Steven Babitsky, Esq.

Counsel may, during cross-examination of an expert witness, take a statement out of context before the jury. The expert needs to be ready to take advantage of this opportunity.

Here is how three expert witnesses explained how they effectively dealt with their opportunity.

1. “The defense attorney asked me to comment on the opinion of defense’s medical expert who stated that reflex sympathetic dystrophy lasted no more than 16 years. Defense expert cited Bonica’s The Management of Pain as his reference.

Since I had studied this reference as part of my preparation, I was familiar with the specific reference. To paraphrase my answer since I can’t remember it verbatim:

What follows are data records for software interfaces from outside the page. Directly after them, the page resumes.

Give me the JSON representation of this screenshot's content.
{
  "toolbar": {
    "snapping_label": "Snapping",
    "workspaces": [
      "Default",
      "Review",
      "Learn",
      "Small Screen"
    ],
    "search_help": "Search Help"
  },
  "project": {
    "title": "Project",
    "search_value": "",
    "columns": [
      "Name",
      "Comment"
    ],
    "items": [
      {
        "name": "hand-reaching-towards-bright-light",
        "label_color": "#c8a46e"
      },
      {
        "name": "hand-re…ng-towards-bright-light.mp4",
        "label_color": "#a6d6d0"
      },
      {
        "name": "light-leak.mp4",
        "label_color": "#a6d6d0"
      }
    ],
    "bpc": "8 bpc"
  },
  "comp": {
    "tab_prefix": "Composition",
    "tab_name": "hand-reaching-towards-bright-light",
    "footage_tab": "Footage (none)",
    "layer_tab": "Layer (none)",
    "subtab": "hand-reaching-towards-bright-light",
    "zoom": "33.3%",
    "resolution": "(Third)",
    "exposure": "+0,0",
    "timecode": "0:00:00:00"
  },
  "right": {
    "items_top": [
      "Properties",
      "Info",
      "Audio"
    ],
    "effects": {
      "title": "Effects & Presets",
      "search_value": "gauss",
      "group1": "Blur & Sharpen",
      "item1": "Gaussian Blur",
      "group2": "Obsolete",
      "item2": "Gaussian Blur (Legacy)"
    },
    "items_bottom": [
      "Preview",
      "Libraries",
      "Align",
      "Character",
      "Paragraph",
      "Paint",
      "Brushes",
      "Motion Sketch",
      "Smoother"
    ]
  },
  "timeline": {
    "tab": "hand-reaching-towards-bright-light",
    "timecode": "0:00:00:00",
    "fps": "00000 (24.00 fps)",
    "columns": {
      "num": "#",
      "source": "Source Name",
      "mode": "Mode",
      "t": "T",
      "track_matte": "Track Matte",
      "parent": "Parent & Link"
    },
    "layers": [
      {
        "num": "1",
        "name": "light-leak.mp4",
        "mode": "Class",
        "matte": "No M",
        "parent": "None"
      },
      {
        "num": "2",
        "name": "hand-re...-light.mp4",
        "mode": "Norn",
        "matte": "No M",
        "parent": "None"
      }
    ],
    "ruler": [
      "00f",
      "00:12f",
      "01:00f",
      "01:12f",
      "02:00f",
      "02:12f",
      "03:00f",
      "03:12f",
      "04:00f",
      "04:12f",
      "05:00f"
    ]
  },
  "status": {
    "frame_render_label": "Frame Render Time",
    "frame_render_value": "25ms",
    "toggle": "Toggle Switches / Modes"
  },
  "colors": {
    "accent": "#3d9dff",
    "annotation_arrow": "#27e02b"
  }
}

“Dr. _________ did not finish reading his reference. While Dr. Mitchell did describe a patient with causalgaia that had persisted for 16 years, the same paragraph, which is found by the way on page 225 of volume 1 of Bonica’s book, states that many of Dr. Mitchell’s patients went on to be cared for by Dr. Mitchell’s son and their disease persisted for many years.”

This answer had a great impact on the jury and, in fact, deflated defense counsel’s sails considerably. As a matter of fact, I had on the desk in front of me a photocopy of the exact chapter including the page numbers.”

2. “After I was questioned by a leading text on random sampling, I asked to see the book and read the lines quoted.

Reading the next few lines, I noted the qualification to the bald statement that had been quoted.”


3. Case involved damages of approximately $40 million which I had established during discovery in the prior year. Defendant’s counsel was examining me after completion of direct testimony and quoted some phrase I used during deposition testimony to make it appear that I did not support the conclusions set forth in the damages case. She read from a transcript taken the second day of my 5 day deposition and stopped the quotation about halfway through. It’s hard to remember what one said throughout a 5 day deposition but I was sure I had not said anything that would undermine the case. So I asked to hold the transcript she had and “re-read” it for myself. Sure enough she had intended to mislead by stopping before my statement was concluded. I read the entire deposition answer slowly out loud, clearly setting forth all of what I had said. In polling the jury after the case was done, we learned that defense counsels’ attempt to trick me was a key factor in the jury’s favorable decision for our client.